Rewarding Resources: More Online Newspapers

This month I am going to double up on the RR column.  I’ve previously discussed online newspapers, but I was made aware of a few more interesting sources for local papers.  Specifically, the Lancaster Daily Intelligencer and Lancaster Farming.

Lancaster Farming is one of the largest agribusiness publications in the country.  It is actually published right in Ephrata.  It is available through Penn State University Libraries:  

It is available from 1955 to 2003.

The Lancaster Intelligencer and many other papers are available through the Library of Congress’ Chronicling America newspaper archive:  It is available from 1864-1922.

As always, remember the local history LibGuide:

I hope you find these resources very rewarding!

Keith L Greenawalt, Public Services Manager



Rewarding Resources: What Do I Read Next?

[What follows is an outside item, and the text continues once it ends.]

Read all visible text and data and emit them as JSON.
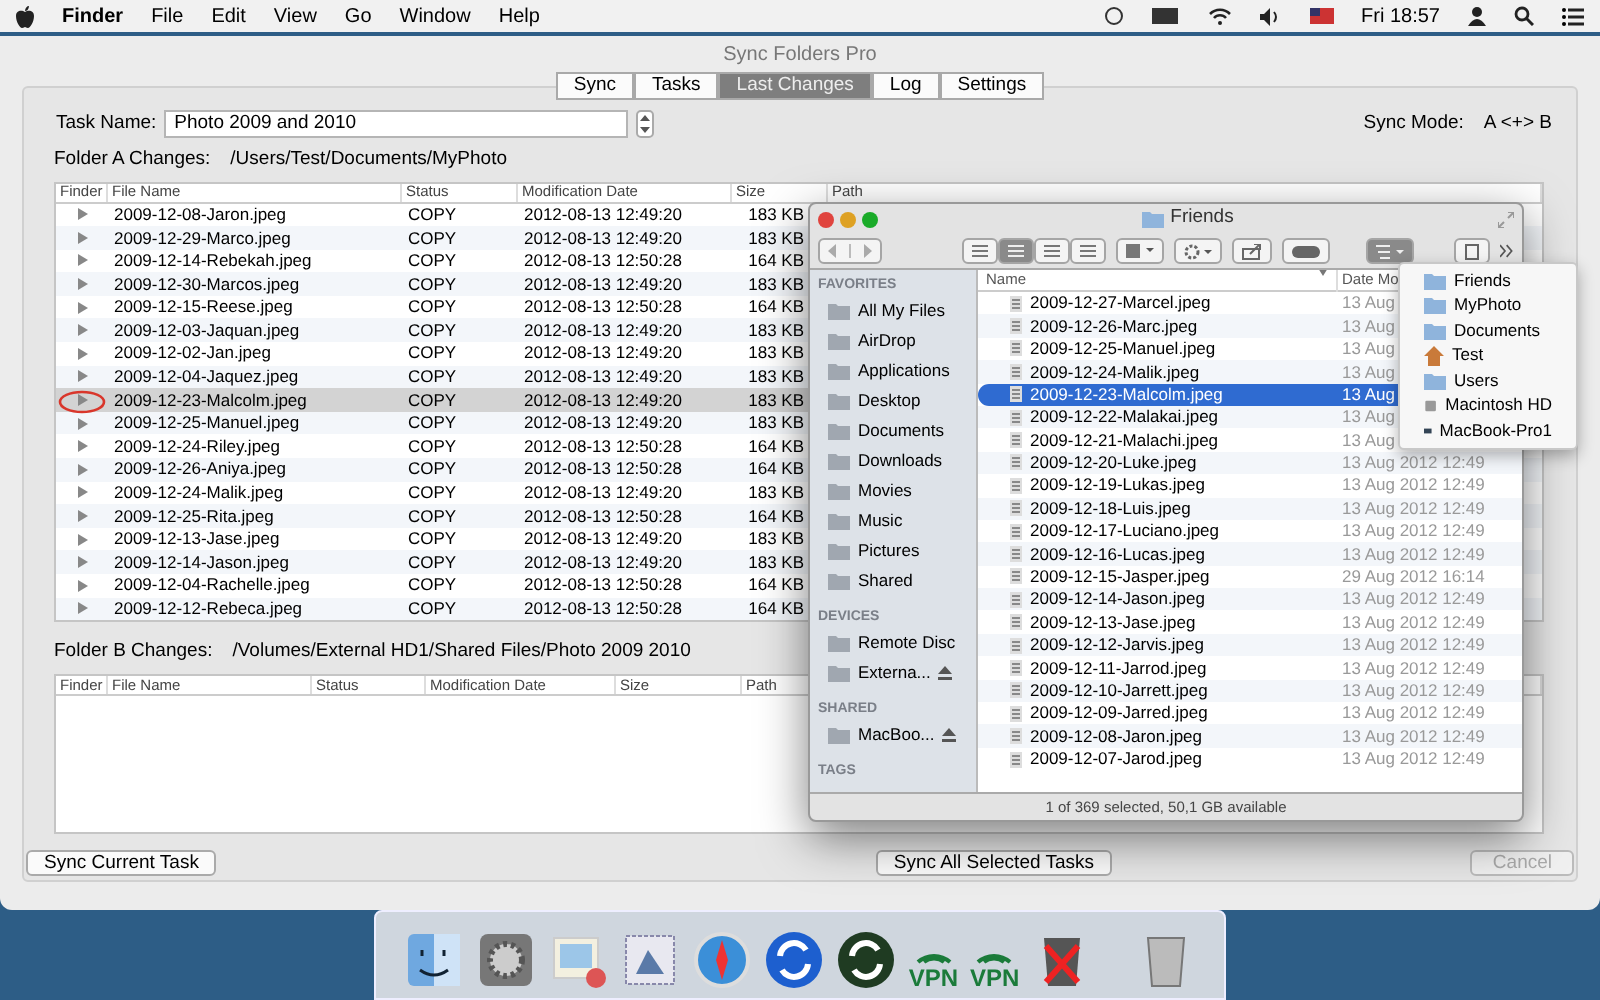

I am picky about what I like to read.  I also do a lot of my “reading” via audiobooks.  I really like medium sized (5-7 disc/7-9 hours long) audiobooks, preferably non-fiction.  I want to learn and be intrigued and then move on.  So, now that I have exhausted the vast majority of the Ephrata Public Library’s collection historical audiobooks, plus the greater part of several other libraries’ collections as well, I have a question.

What do I read?

Well, I can suggest a few resources that can help you find your next book!

First of all there is the Ephrata Public Library’s YouReview Book Review Blog.   YouReview’s tagline is Book Reviews from the Cocalico Valley.  I mean that.  These are book reviews that are largely from patrons and staff of the Ephrata Public Library.  We’re always taking submissions and you can submit anonymously!  There are over 620 reviews of all types.

The Ephrata Public Library’s Readers Cafe is the best resource I have ever seen for readers advisory!  Looking for award winners?  Looking to join a book group?  There suggestions of  podcasts and apps and rss feeds that are all devoted to reading!

Two resources the staff uses heavily are and  Both are excellent sources.  I use all the time to find out the order of series or what an authors latest book is.  Other staff swear by!

Many libraries have read-a-like lists that will suggests authors based on authors you may already like.  For example, if you like James Patterson you might like Jeffery Deaver or John Sandford.  Just google the authors name and “read-a-like” and you will find all sorts of things!

As always, you can ask the staff at the desk for assistance.  Sometimes the best resource is the one standing in front of you!

Keith L Greenawalt, Public Services Manager